by Mark Dance
I suppose my thoughts reflecting upon Rea may be personal but I am happy to share a few.
Twenty years ago, when I endeavored to become an artist, I realized that I was entering into a lonely life where friends were few and far between simply because we work in exile. As a transplanted Southerner new to the Chadds Ford area, I did not know many people outside of my wife's family. Unremarkable circumstances brought Rea to my attention. I regularly saw him around town; a gentle small framed man with gray hair who wore paint splattered jeans and spoke a kind and soft raspy voice. In the coming years Rea's watercolors became well known to me. Finally, I approached him and struck up a friendship. Like many, I suppose, I reveled in his stories. Stories of his past, his screenplay writing, the movies, painting, and aviation. Subsequently, to my delight, he agreed to give me private lessons. Thus our friendship became a teacher-student relationship.

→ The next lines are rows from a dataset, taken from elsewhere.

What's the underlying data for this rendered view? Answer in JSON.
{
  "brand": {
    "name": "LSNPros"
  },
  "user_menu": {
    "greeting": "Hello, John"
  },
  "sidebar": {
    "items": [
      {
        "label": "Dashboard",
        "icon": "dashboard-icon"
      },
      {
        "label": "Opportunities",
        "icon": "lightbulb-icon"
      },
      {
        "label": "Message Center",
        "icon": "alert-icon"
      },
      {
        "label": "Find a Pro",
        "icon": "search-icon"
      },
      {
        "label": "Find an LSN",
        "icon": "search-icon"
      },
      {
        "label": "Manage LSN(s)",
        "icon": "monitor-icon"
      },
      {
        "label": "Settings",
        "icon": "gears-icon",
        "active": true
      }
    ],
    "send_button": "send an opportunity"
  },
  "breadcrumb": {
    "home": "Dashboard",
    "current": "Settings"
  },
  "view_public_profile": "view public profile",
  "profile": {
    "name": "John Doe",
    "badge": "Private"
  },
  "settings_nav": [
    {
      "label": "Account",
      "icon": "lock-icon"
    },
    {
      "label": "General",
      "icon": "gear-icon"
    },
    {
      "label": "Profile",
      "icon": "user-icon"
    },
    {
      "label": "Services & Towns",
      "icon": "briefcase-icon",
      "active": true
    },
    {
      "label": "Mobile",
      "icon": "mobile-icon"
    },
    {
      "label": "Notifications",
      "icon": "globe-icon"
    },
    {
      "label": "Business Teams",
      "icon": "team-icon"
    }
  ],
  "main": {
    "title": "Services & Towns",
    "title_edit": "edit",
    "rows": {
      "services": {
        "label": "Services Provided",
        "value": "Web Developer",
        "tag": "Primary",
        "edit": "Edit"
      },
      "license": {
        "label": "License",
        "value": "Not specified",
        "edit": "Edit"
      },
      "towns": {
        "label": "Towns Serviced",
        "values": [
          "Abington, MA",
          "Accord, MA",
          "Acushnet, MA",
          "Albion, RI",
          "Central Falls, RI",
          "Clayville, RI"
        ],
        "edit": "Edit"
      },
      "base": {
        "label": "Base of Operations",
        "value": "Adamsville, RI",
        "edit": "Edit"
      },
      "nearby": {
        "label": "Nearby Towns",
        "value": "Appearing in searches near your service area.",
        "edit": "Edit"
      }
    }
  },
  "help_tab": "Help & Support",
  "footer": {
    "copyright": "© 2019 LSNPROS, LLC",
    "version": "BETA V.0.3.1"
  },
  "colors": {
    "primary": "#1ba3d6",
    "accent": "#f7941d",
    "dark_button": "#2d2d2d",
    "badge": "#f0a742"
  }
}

My most cherished memories are when Rea would give me watercolor demonstrations. While he masterfully spread and manipulated the pigment into the tooth of the paper. He would almost unconsciously speak of the most fascinating things. Be it pertaining directly to the demonstration or reflecting on old times in Chadds Ford painting with Andrew Wyeth. He would spill these jewels of technique and I knew that they came from his schooling with Carolyn Wyeth and perhaps from NC Wyeth himself in some manner. I often found it hard to concentrate on his watercolor demonstration.
While sketching out in the field. Rea would explain the vagaries of drawing a tree. Though the tree may be beautifully well shaped to the ordinary, one must take into account how that tree grew. He went about sketching the trunk of the tree explaining that it is a painful thing to grow and twist out of the soil. And, as artist, we must try and portray that pain. That fight to grab sunshine and expand while trapped in hard bark. That night I looked over my sketch book and realized that I was a thirty-three year old artist and had drawn my first tree.
I always treasured the opportunity to be in Rea's studio. The studio looked as if an "art-bomb" had exploded leaving shrapnel in the form of watercolor portraits of Abe Lincoln or Union and Confederate soldiers. Crows and foxes in sun dried cornfields. Aviators and W.W.I war birds plastered the walls and ceiling. Every square foot was occupied by books, paint and the wonderful watercolors- windows and observations of the pageant that was an artist's life.
I will miss you Rea. You were one of my dearest friends and I hope you knew that. Your interests coincided with my father's concerns in an uncanny correlation and this brought me closer to you. If I shed a tear I know it is only because I am a selfish bastard. Escape the hard bark. Grab sunshine. You did good work in all realms and you were tired. Now paint that canvas sky.